■ **Your task**
What's wanted here is the full listing below, repeated exactly, with no images in it.

■ **Records provided**
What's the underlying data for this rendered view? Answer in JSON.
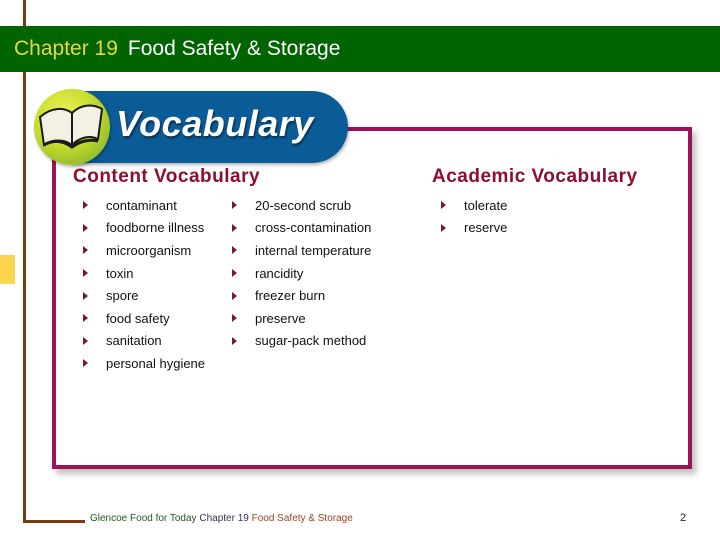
{
  "header": {
    "chapter": "Chapter 19",
    "title": "Food Safety & Storage"
  },
  "banner": {
    "label": "Vocabulary",
    "icon": "open-book-icon"
  },
  "content_vocabulary": {
    "heading": "Content Vocabulary",
    "column1": [
      "contaminant",
      "foodborne illness",
      "microorganism",
      "toxin",
      "spore",
      "food safety",
      "sanitation",
      "personal hygiene"
    ],
    "column2": [
      "20-second scrub",
      "cross-contamination",
      "internal temperature",
      "rancidity",
      "freezer burn",
      "preserve",
      "sugar-pack method"
    ]
  },
  "academic_vocabulary": {
    "heading": "Academic Vocabulary",
    "items": [
      "tolerate",
      "reserve"
    ]
  },
  "footer": {
    "publisher": "Glencoe Food for Today",
    "chapter": "Chapter 19",
    "title": "Food Safety & Storage",
    "page_number": "2"
  },
  "colors": {
    "title_bar": "#006400",
    "chapter_text": "#e5d83a",
    "box_border": "#9c1357",
    "banner": "#0b5c96",
    "heading": "#8c0f2e",
    "side_line": "#7a3b13",
    "tab": "#fbd54e"
  }
}
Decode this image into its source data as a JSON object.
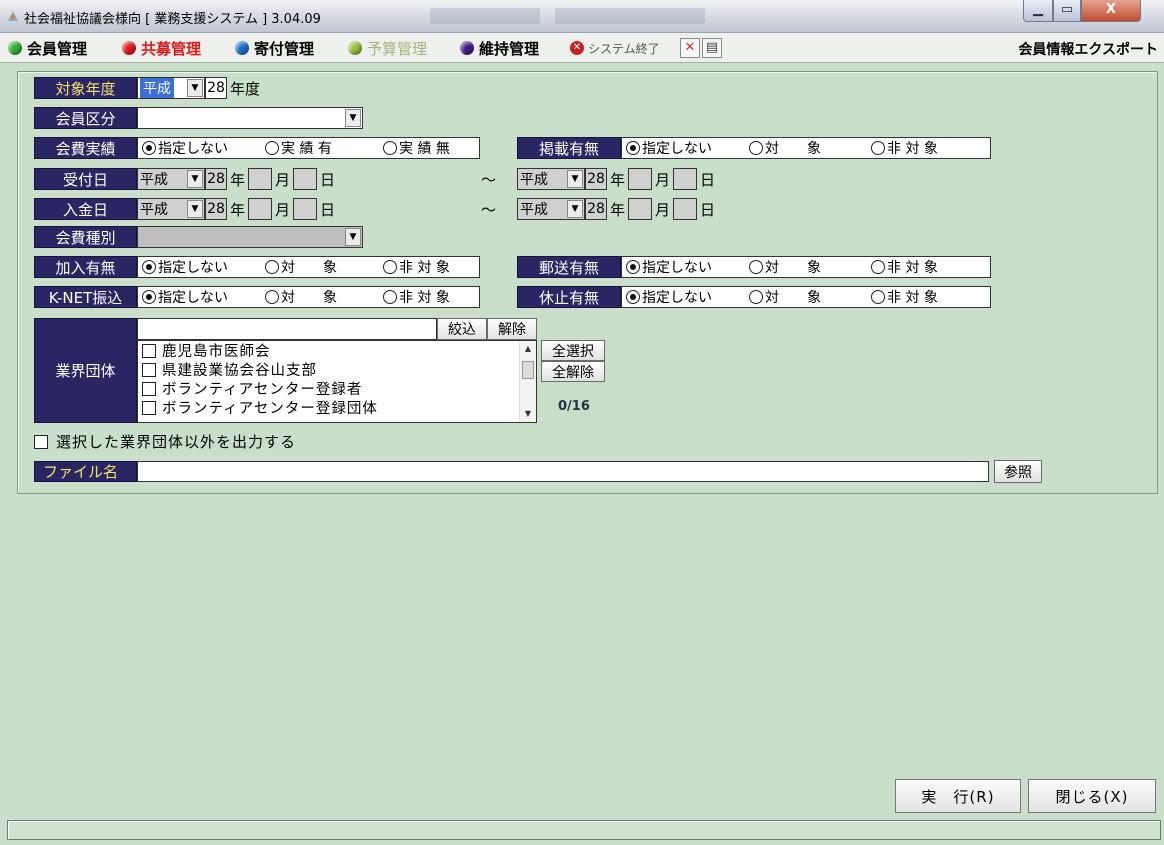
{
  "window": {
    "title": "社会福祉協議会様向 [ 業務支援システム ] 3.04.09",
    "controls": {
      "close": "X"
    }
  },
  "menu": {
    "items": [
      {
        "label": "会員管理",
        "color": "#2fb12f"
      },
      {
        "label": "共募管理",
        "color": "#e01b1b"
      },
      {
        "label": "寄付管理",
        "color": "#1f6fd0"
      },
      {
        "label": "予算管理",
        "color": "#98c13c",
        "disabled": true
      },
      {
        "label": "維持管理",
        "color": "#4a1d8a"
      }
    ],
    "system_exit": "システム終了",
    "screen_title": "会員情報エクスポート"
  },
  "form": {
    "fiscal_year": {
      "label": "対象年度",
      "era": "平成",
      "year": "28",
      "suffix": "年度"
    },
    "member_category": {
      "label": "会員区分",
      "value": ""
    },
    "fee_record": {
      "label": "会費実績",
      "options": [
        "指定しない",
        "実 績 有",
        "実 績 無"
      ],
      "selected": 0
    },
    "publication": {
      "label": "掲載有無",
      "options": [
        "指定しない",
        "対　　象",
        "非 対 象"
      ],
      "selected": 0
    },
    "received_date": {
      "label": "受付日",
      "from": {
        "era": "平成",
        "year": "28",
        "year_unit": "年",
        "month_unit": "月",
        "day_unit": "日"
      },
      "tilde": "～",
      "to": {
        "era": "平成",
        "year": "28",
        "year_unit": "年",
        "month_unit": "月",
        "day_unit": "日"
      }
    },
    "payment_date": {
      "label": "入金日",
      "from": {
        "era": "平成",
        "year": "28",
        "year_unit": "年",
        "month_unit": "月",
        "day_unit": "日"
      },
      "tilde": "～",
      "to": {
        "era": "平成",
        "year": "28",
        "year_unit": "年",
        "month_unit": "月",
        "day_unit": "日"
      }
    },
    "fee_type": {
      "label": "会費種別",
      "value": ""
    },
    "membership": {
      "label": "加入有無",
      "options": [
        "指定しない",
        "対　　象",
        "非 対 象"
      ],
      "selected": 0
    },
    "mailing": {
      "label": "郵送有無",
      "options": [
        "指定しない",
        "対　　象",
        "非 対 象"
      ],
      "selected": 0
    },
    "knet_transfer": {
      "label": "K-NET振込",
      "options": [
        "指定しない",
        "対　　象",
        "非 対 象"
      ],
      "selected": 0
    },
    "suspension": {
      "label": "休止有無",
      "options": [
        "指定しない",
        "対　　象",
        "非 対 象"
      ],
      "selected": 0
    },
    "industry_group": {
      "label": "業界団体",
      "filter_value": "",
      "filter_button": "絞込",
      "clear_button": "解除",
      "items": [
        "鹿児島市医師会",
        "県建設業協会谷山支部",
        "ボランティアセンター登録者",
        "ボランティアセンター登録団体"
      ],
      "select_all_button": "全選択",
      "deselect_all_button": "全解除",
      "count": "0/16"
    },
    "exclude_selected": {
      "label": "選択した業界団体以外を出力する",
      "checked": false
    },
    "file_name": {
      "label": "ファイル名",
      "value": "",
      "browse_button": "参照"
    }
  },
  "footer": {
    "run_button": "実　行(R)",
    "close_button": "閉じる(X)"
  },
  "colors": {
    "background": "#c9dfc9",
    "label_bg": "#2a2563",
    "label_text": "#ffffff",
    "highlight_label_text": "#f3e46a"
  }
}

■ **Solution below**
What's the underlying data for this rendered view? Answer in JSON.
{
  "header": {
    "chapter": "Chapter 19",
    "title": "Food Safety & Storage"
  },
  "banner": {
    "label": "Vocabulary",
    "icon": "open-book-icon"
  },
  "content_vocabulary": {
    "heading": "Content Vocabulary",
    "column1": [
      "contaminant",
      "foodborne illness",
      "microorganism",
      "toxin",
      "spore",
      "food safety",
      "sanitation",
      "personal hygiene"
    ],
    "column2": [
      "20-second scrub",
      "cross-contamination",
      "internal temperature",
      "rancidity",
      "freezer burn",
      "preserve",
      "sugar-pack method"
    ]
  },
  "academic_vocabulary": {
    "heading": "Academic Vocabulary",
    "items": [
      "tolerate",
      "reserve"
    ]
  },
  "footer": {
    "publisher": "Glencoe Food for Today",
    "chapter": "Chapter 19",
    "title": "Food Safety & Storage",
    "page_number": "2"
  },
  "colors": {
    "title_bar": "#006400",
    "chapter_text": "#e5d83a",
    "box_border": "#9c1357",
    "banner": "#0b5c96",
    "heading": "#8c0f2e",
    "side_line": "#7a3b13",
    "tab": "#fbd54e"
  }
}
Decode this image into its source data as a JSON object.
{
  "window": {
    "title": "社会福祉協議会様向 [ 業務支援システム ] 3.04.09",
    "controls": {
      "close": "X"
    }
  },
  "menu": {
    "items": [
      {
        "label": "会員管理",
        "color": "#2fb12f"
      },
      {
        "label": "共募管理",
        "color": "#e01b1b"
      },
      {
        "label": "寄付管理",
        "color": "#1f6fd0"
      },
      {
        "label": "予算管理",
        "color": "#98c13c",
        "disabled": true
      },
      {
        "label": "維持管理",
        "color": "#4a1d8a"
      }
    ],
    "system_exit": "システム終了",
    "screen_title": "会員情報エクスポート"
  },
  "form": {
    "fiscal_year": {
      "label": "対象年度",
      "era": "平成",
      "year": "28",
      "suffix": "年度"
    },
    "member_category": {
      "label": "会員区分",
      "value": ""
    },
    "fee_record": {
      "label": "会費実績",
      "options": [
        "指定しない",
        "実 績 有",
        "実 績 無"
      ],
      "selected": 0
    },
    "publication": {
      "label": "掲載有無",
      "options": [
        "指定しない",
        "対　　象",
        "非 対 象"
      ],
      "selected": 0
    },
    "received_date": {
      "label": "受付日",
      "from": {
        "era": "平成",
        "year": "28",
        "year_unit": "年",
        "month_unit": "月",
        "day_unit": "日"
      },
      "tilde": "～",
      "to": {
        "era": "平成",
        "year": "28",
        "year_unit": "年",
        "month_unit": "月",
        "day_unit": "日"
      }
    },
    "payment_date": {
      "label": "入金日",
      "from": {
        "era": "平成",
        "year": "28",
        "year_unit": "年",
        "month_unit": "月",
        "day_unit": "日"
      },
      "tilde": "～",
      "to": {
        "era": "平成",
        "year": "28",
        "year_unit": "年",
        "month_unit": "月",
        "day_unit": "日"
      }
    },
    "fee_type": {
      "label": "会費種別",
      "value": ""
    },
    "membership": {
      "label": "加入有無",
      "options": [
        "指定しない",
        "対　　象",
        "非 対 象"
      ],
      "selected": 0
    },
    "mailing": {
      "label": "郵送有無",
      "options": [
        "指定しない",
        "対　　象",
        "非 対 象"
      ],
      "selected": 0
    },
    "knet_transfer": {
      "label": "K-NET振込",
      "options": [
        "指定しない",
        "対　　象",
        "非 対 象"
      ],
      "selected": 0
    },
    "suspension": {
      "label": "休止有無",
      "options": [
        "指定しない",
        "対　　象",
        "非 対 象"
      ],
      "selected": 0
    },
    "industry_group": {
      "label": "業界団体",
      "filter_value": "",
      "filter_button": "絞込",
      "clear_button": "解除",
      "items": [
        "鹿児島市医師会",
        "県建設業協会谷山支部",
        "ボランティアセンター登録者",
        "ボランティアセンター登録団体"
      ],
      "select_all_button": "全選択",
      "deselect_all_button": "全解除",
      "count": "0/16"
    },
    "exclude_selected": {
      "label": "選択した業界団体以外を出力する",
      "checked": false
    },
    "file_name": {
      "label": "ファイル名",
      "value": "",
      "browse_button": "参照"
    }
  },
  "footer": {
    "run_button": "実　行(R)",
    "close_button": "閉じる(X)"
  },
  "colors": {
    "background": "#c9dfc9",
    "label_bg": "#2a2563",
    "label_text": "#ffffff",
    "highlight_label_text": "#f3e46a"
  }
}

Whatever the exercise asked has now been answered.